Report: Bush’s Voluntary Program Didn’t Help Job Safety and Health

June 19, 2009 - 10:27am

by Mike Hall, AFL-CIO, Jun 19, 2009.

An investigation by the Government Accountability Office (GAO) confirms what union and other workplace safety advocates have charged for years—the Bush administration’s reliance on voluntary policing by employers of their safety and health actions did not improve worker safety.

The Historical Record of Job Growth and Environmental Protection: A Convenient Truth for Climate Legislation

June 18, 2009 - 11:09am

By Laurie Johnson. Posted on the Natural Resources Defense Council's Switchboard blog. June 18, 2009. 

Over three decades of experience with environmental regulation show that investments in environmental protection, coupled with GDP growth, led to an increase in jobs that were orders of magnitude larger than any job losses caused by environmental requirements. The dire job loss predictions by industry simply never came to pass. Instead, tens of thousands of new jobs were created every year, much more than the job reductions per year that various government agencies and academic analyses found after the fact, in only a few sectors.[1] We detail the data further below.

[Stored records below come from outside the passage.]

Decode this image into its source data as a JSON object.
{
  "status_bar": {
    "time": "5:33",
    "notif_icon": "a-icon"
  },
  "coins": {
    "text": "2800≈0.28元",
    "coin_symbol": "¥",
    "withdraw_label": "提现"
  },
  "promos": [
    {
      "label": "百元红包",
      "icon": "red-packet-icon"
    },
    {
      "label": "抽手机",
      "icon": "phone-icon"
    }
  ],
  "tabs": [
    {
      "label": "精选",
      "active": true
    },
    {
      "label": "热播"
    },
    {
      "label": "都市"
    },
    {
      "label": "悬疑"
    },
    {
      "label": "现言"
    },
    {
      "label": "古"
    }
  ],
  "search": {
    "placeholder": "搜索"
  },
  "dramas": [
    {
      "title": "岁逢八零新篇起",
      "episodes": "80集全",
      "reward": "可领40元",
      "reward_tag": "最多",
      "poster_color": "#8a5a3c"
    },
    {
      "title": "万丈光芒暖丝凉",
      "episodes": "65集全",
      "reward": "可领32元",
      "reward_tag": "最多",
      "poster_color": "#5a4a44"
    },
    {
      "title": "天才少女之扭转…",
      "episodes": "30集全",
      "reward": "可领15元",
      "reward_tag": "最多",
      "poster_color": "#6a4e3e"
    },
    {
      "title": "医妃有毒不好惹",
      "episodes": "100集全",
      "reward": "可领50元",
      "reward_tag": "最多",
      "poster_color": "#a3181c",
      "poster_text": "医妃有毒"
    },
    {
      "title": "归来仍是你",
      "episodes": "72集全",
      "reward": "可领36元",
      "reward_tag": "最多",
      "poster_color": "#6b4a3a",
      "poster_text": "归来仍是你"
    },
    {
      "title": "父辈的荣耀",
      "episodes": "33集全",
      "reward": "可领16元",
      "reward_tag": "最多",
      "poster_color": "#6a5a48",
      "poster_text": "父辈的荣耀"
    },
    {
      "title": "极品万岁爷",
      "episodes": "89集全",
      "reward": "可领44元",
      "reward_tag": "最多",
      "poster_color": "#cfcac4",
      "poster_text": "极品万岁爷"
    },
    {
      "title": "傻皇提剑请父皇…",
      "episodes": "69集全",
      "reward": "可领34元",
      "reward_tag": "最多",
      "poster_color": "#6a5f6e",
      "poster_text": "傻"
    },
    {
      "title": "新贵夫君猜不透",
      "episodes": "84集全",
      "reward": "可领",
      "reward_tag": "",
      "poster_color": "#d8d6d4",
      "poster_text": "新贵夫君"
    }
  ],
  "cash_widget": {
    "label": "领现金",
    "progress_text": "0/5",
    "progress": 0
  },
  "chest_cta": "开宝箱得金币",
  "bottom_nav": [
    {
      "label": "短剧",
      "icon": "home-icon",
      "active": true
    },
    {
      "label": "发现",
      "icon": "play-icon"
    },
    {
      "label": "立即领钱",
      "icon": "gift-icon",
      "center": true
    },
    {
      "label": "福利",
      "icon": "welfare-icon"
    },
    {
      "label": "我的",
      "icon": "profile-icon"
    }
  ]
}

Wind the tape back to before environmental regulations were passed, and we see that the opponents of the day, just like today's climate obstructionists, made dire job loss forecasts. They never came true.